"There are known knowns; there are things we know that we know. There are known unknowns; that is to say there are things that, we now know we don't know. But there are also unknown unknowns — there are things we do not know we don't know."
Why Ohio must be won: The New York Times' Nate Silver's FiveThirtyEight election forecast model shows that Ohio is the state most likely to tip the electoral college vote to one candidate or the other. It holds that Romney has a 3 percent chance of winning without Ohio, while Obama has an 8 percent chance of doing so. A problem for Romney, Silver says, is that for Romney to win without Ohio, he probably needs to pick up Midwestern states that are quite similar to Ohio, like Wisconsin and Iowa. Granted, Silver damaged his credibility in the eyes of the Times public editor with a bet that demonstrated he actually believes his own forecast. But his model relies on the same polls everyone else does.
Official numbers: 1.3 million people have voted -- that's 21.8 percent of the total vote in 2008. Ohio doesn't register by party, but 30 percent of those who've voted last voted in a Democratic primary, while 24 percent last voted in a Republican one.

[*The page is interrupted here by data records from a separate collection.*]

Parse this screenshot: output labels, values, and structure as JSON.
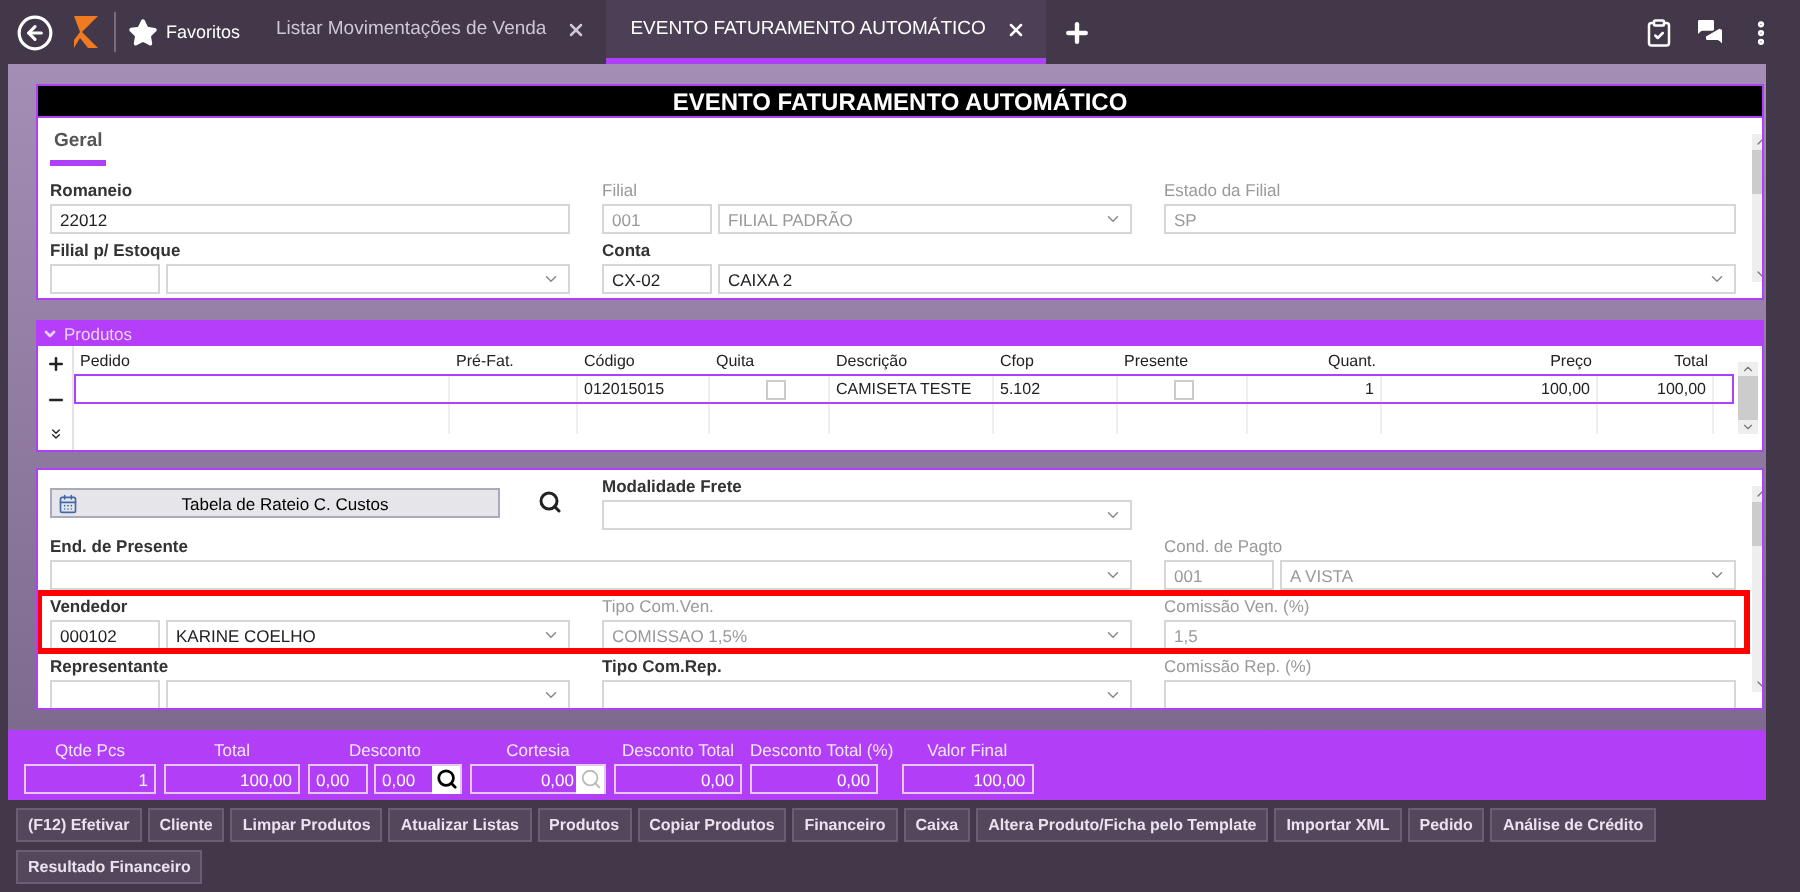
{
  "topbar": {
    "favorites": "Favoritos",
    "tabs": [
      {
        "label": "Listar Movimentações de Venda",
        "selected": false
      },
      {
        "label": "EVENTO FATURAMENTO AUTOMÁTICO",
        "selected": true
      }
    ]
  },
  "form": {
    "title": "EVENTO FATURAMENTO AUTOMÁTICO",
    "tabs": [
      {
        "label": "Geral",
        "selected": true
      }
    ],
    "general": [
      [
        {
          "kind": "normal",
          "label": "Romaneio",
          "disabled": false,
          "inputs": [
            {
              "kind": "text",
              "value": "22012"
            }
          ]
        },
        {
          "kind": "normal",
          "label": "Filial",
          "disabled": true,
          "inputs": [
            {
              "kind": "code",
              "value": "001"
            },
            {
              "kind": "select",
              "value": "FILIAL PADRÃO"
            }
          ]
        },
        {
          "kind": "normal",
          "label": "Estado da Filial",
          "disabled": true,
          "inputs": [
            {
              "kind": "text",
              "value": "SP"
            }
          ]
        }
      ],
      [
        {
          "kind": "normal",
          "label": "Filial p/ Estoque",
          "disabled": false,
          "inputs": [
            {
              "kind": "code"
            },
            {
              "kind": "select"
            }
          ]
        },
        {
          "kind": "wide",
          "label": "Conta",
          "disabled": false,
          "inputs": [
            {
              "kind": "code",
              "value": "CX-02"
            },
            {
              "kind": "select",
              "value": "CAIXA 2"
            }
          ]
        }
      ]
    ],
    "products": {
      "title": "Produtos",
      "columns": [
        {
          "label": "Pedido",
          "kind": "text"
        },
        {
          "label": "Pré-Fat.",
          "kind": "text"
        },
        {
          "label": "Código",
          "kind": "text"
        },
        {
          "label": "Quita",
          "kind": "text"
        },
        {
          "label": "Descrição",
          "kind": "text"
        },
        {
          "label": "Cfop",
          "kind": "text"
        },
        {
          "label": "Presente",
          "kind": "text"
        },
        {
          "label": "Quant.",
          "kind": "number"
        },
        {
          "label": "Preço",
          "kind": "number"
        },
        {
          "label": "Total",
          "kind": "number"
        }
      ],
      "rows": [
        {
          "selected": true,
          "cells": [
            {
              "kind": "empty"
            },
            {
              "kind": "empty"
            },
            {
              "kind": "text",
              "text": "012015015"
            },
            {
              "kind": "check",
              "checked": false
            },
            {
              "kind": "text",
              "text": "CAMISETA TESTE"
            },
            {
              "kind": "text",
              "text": "5.102"
            },
            {
              "kind": "check",
              "checked": false
            },
            {
              "kind": "text",
              "text": "1"
            },
            {
              "kind": "text",
              "text": "100,00"
            },
            {
              "kind": "text",
              "text": "100,00"
            }
          ]
        }
      ]
    },
    "details": [
      {
        "highlighted": false,
        "items": [
          {
            "kind": "action",
            "label": "Tabela de Rateio C. Custos"
          },
          {
            "kind": "normal",
            "label": "Modalidade Frete",
            "disabled": false,
            "inputs": [
              {
                "kind": "select"
              }
            ]
          }
        ]
      },
      {
        "highlighted": false,
        "items": [
          {
            "kind": "wide",
            "label": "End. de Presente",
            "disabled": false,
            "inputs": [
              {
                "kind": "select"
              }
            ]
          },
          {
            "kind": "normal",
            "label": "Cond. de Pagto",
            "disabled": true,
            "inputs": [
              {
                "kind": "code",
                "value": "001"
              },
              {
                "kind": "select",
                "value": "A VISTA"
              }
            ]
          }
        ]
      },
      {
        "highlighted": true,
        "items": [
          {
            "kind": "normal",
            "label": "Vendedor",
            "disabled": false,
            "inputs": [
              {
                "kind": "code",
                "value": "000102"
              },
              {
                "kind": "select",
                "value": "KARINE COELHO"
              }
            ]
          },
          {
            "kind": "normal",
            "label": "Tipo Com.Ven.",
            "disabled": true,
            "inputs": [
              {
                "kind": "select",
                "value": "COMISSAO 1,5%"
              }
            ]
          },
          {
            "kind": "normal",
            "label": "Comissão Ven. (%)",
            "disabled": true,
            "inputs": [
              {
                "kind": "text",
                "value": "1,5"
              }
            ]
          }
        ]
      },
      {
        "highlighted": false,
        "items": [
          {
            "kind": "normal",
            "label": "Representante",
            "disabled": false,
            "inputs": [
              {
                "kind": "code"
              },
              {
                "kind": "select"
              }
            ]
          },
          {
            "kind": "normal",
            "label": "Tipo Com.Rep.",
            "disabled": false,
            "inputs": [
              {
                "kind": "select"
              }
            ]
          },
          {
            "kind": "normal",
            "label": "Comissão Rep. (%)",
            "disabled": true,
            "inputs": [
              {
                "kind": "text"
              }
            ]
          }
        ]
      }
    ]
  },
  "totals": [
    {
      "label": "Qtde Pcs",
      "inputs": [
        {
          "kind": "text",
          "value": "1"
        }
      ]
    },
    {
      "label": "Total",
      "inputs": [
        {
          "kind": "text",
          "value": "100,00"
        }
      ]
    },
    {
      "label": "Desconto",
      "inputs": [
        {
          "kind": "small",
          "value": "0,00"
        },
        {
          "kind": "lookup",
          "value": "0,00",
          "disabled": false
        }
      ]
    },
    {
      "label": "Cortesia",
      "inputs": [
        {
          "kind": "lookup-right",
          "value": "0,00",
          "disabled": true
        }
      ]
    },
    {
      "label": "Desconto Total",
      "inputs": [
        {
          "kind": "text",
          "value": "0,00"
        }
      ]
    },
    {
      "label": "Desconto Total (%)",
      "inputs": [
        {
          "kind": "text",
          "value": "0,00"
        }
      ]
    },
    {
      "label": "Valor Final",
      "inputs": [
        {
          "kind": "text",
          "value": "100,00"
        }
      ]
    }
  ],
  "actions": [
    "(F12) Efetivar",
    "Cliente",
    "Limpar Produtos",
    "Atualizar Listas",
    "Produtos",
    "Copiar Produtos",
    "Financeiro",
    "Caixa",
    "Altera Produto/Ficha pelo Template",
    "Importar XML",
    "Pedido",
    "Análise de Crédito",
    "Resultado Financeiro"
  ]
}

Polls: The major poll tracking sites all show an Obama lead in Ohio. Real Clear Politics has Obama is averaging a 2.3-point lead. Talking Points Memo's poll tracker has Obama leading 48.3 percent to 46.8 percent. The Huffinton Post's model shows Obama leading 48.5 percent to 46.1 percent. Drew Linzer's Votamatic shows Obama leading 51.6 percent to 48.4 percent, and forecasts Obama winning 52 percent to 48 percent. Perhaps more important, as you can see in the charts at left, none of these poll trackers has ever shown a Romney lead. Not after the Republican National Convention, not after Romney's great debate performance in Denver.